This has been another entry for Round 74 of the SurvivalBlog non-fiction writing contest. The nearly $11,000 worth of prizes for this round include:
- A $3000 gift certificate towards a Sol-Ark Solar Generator from Veteran owned Portable Solar LLC. The only EMP Hardened Solar Generator System available to the public.
- A Gunsite Academy Three Day Course Certificate. This can be used for any one, two, or three day course (a $1,095 value),
- A course certificate from onPoint Tactical for the prize winner’s choice of three-day civilian courses, excluding those restricted for military or government teams. Three day onPoint courses normally cost $795,
- DRD Tactical is providing a 5.56 NATO QD Billet upper. These have hammer forged, chrome-lined barrels and a hard case, to go with your own AR lower. It will allow any standard AR-type rifle to have a quick change barrel. This can be assembled in less than one minute without the use of any tools. It also provides a compact carry capability in a hard case or in 3-day pack (an $1,100 value),
- Two cases of Mountain House freeze-dried assorted entrees in #10 cans, courtesy of Ready Made Resources (a $350 value),
- A $250 gift certificate good for any product from Sunflower Ammo,
- Two cases of Meals, Ready to Eat (MREs), courtesy of CampingSurvival.com (a $180 value), and
- American Gunsmithing Institute (AGI) is providing a $300 certificate good towards any of their DVD training courses.
- A Model 175 Series Solar Generator provided by Quantum Harvest LLC (a $439 value),

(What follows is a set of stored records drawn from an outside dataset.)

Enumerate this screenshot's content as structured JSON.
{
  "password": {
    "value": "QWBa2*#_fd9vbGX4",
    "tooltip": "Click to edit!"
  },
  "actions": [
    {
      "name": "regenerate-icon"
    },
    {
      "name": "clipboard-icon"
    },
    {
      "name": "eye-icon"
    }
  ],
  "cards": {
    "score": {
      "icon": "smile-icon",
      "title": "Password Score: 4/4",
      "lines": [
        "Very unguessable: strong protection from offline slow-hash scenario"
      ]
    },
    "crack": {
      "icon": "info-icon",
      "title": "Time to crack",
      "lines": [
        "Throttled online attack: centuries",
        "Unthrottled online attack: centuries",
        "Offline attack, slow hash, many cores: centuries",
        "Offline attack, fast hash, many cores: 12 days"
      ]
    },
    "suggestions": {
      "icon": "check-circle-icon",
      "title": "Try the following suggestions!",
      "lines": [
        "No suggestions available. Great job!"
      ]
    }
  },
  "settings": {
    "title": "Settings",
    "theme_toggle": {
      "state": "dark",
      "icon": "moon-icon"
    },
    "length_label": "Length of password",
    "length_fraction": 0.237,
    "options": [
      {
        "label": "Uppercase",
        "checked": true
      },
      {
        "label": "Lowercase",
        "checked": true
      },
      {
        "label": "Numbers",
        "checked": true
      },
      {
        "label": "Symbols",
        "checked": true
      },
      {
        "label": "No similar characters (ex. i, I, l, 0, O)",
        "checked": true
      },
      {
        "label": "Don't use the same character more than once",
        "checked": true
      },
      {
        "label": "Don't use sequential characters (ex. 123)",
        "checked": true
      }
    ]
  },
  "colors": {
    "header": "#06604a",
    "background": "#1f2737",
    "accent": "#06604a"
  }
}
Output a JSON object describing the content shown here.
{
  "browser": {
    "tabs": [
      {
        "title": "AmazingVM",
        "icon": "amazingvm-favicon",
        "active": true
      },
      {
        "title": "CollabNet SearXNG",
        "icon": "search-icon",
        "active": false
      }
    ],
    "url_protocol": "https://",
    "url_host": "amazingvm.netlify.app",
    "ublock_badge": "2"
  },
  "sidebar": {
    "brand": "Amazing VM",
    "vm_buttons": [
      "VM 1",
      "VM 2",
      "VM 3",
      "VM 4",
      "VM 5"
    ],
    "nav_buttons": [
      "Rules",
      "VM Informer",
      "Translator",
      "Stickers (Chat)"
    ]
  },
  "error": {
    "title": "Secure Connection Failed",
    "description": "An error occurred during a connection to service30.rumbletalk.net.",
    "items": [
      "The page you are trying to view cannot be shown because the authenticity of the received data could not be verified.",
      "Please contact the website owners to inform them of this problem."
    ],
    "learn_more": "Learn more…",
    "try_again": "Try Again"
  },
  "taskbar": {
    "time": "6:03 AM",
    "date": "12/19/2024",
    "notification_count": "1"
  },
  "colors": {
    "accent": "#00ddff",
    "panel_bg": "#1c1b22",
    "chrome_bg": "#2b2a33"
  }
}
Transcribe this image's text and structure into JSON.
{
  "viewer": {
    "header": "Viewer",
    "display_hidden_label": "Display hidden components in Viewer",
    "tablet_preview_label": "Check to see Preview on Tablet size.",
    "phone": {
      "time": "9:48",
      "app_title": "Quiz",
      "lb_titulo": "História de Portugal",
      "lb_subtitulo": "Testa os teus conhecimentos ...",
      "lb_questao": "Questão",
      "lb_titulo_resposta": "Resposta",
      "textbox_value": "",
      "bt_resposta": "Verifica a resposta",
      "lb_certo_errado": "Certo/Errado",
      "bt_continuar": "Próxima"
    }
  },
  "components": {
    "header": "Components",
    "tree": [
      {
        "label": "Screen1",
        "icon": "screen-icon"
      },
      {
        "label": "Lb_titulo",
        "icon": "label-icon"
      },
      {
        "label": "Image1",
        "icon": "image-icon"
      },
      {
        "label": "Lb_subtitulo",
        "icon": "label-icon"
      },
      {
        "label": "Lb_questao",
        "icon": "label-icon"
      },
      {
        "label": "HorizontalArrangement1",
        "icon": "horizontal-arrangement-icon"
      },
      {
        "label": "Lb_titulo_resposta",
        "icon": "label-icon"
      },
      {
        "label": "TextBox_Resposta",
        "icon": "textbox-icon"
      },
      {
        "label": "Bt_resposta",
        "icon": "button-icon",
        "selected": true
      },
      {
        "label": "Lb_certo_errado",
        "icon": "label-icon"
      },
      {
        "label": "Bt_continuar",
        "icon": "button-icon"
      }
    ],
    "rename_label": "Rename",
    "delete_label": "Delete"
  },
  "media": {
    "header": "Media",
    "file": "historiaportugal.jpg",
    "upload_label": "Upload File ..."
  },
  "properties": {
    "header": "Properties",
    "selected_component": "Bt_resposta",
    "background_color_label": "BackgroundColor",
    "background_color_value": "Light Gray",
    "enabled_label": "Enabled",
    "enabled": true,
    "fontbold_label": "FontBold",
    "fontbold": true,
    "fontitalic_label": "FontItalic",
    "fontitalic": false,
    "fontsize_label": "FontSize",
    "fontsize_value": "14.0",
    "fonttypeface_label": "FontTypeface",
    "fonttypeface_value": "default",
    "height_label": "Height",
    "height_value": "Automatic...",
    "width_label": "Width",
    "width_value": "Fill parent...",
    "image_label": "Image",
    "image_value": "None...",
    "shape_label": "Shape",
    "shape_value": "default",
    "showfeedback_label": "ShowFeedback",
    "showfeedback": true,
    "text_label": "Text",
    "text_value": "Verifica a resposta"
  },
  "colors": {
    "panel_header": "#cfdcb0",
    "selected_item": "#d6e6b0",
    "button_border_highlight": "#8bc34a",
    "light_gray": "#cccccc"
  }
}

- A Glock form factor SIRT laser training pistol and a SIRT AR-15/M4 Laser Training Bolt, courtesy of Next Level Training, which have a combined retail value of $589,
- A gift certificate for any two or three-day class from Max Velocity Tactical (a $600 value),
- A transferable certificate for a two-day Ultimate Bug Out Course from Florida Firearms Training (a $400 value),
- A Trekker IV™ Four-Person Emergency Kit from Emergency Essentials (a $250 value),
- A $200 gift certificate good towards any books published by PrepperPress.com,
- RepackBox is providing a $300 gift certificate to their site.
- A Royal Berkey water filter, courtesy of Directive 21 (a $275 value),
- A large handmade clothes drying rack, a washboard, and a Homesteading for Beginners DVD, all courtesy of The Homestead Store, with a combined value of $206,
- Expanded sets of both washable feminine pads and liners, donated by Naturally Cozy (a $185 retail value),
- Two Super Survival Pack seed collections, a $150 value, courtesy of Seed for Security, LLC,
- Mayflower Trading is donating a $200 gift certificate for homesteading appliances, and
- Two 1,000-foot spools of full mil-spec U.S.-made 750 paracord (in-stock colors only) from www.TOUGHGRID.com (a $240 value).
Round 74 ends on January 31st, so get busy writing and e-mail us your entry. Remember that there is a 1,500-word minimum, and that articles on practical “how to” skills for survival have an advantage in the judging.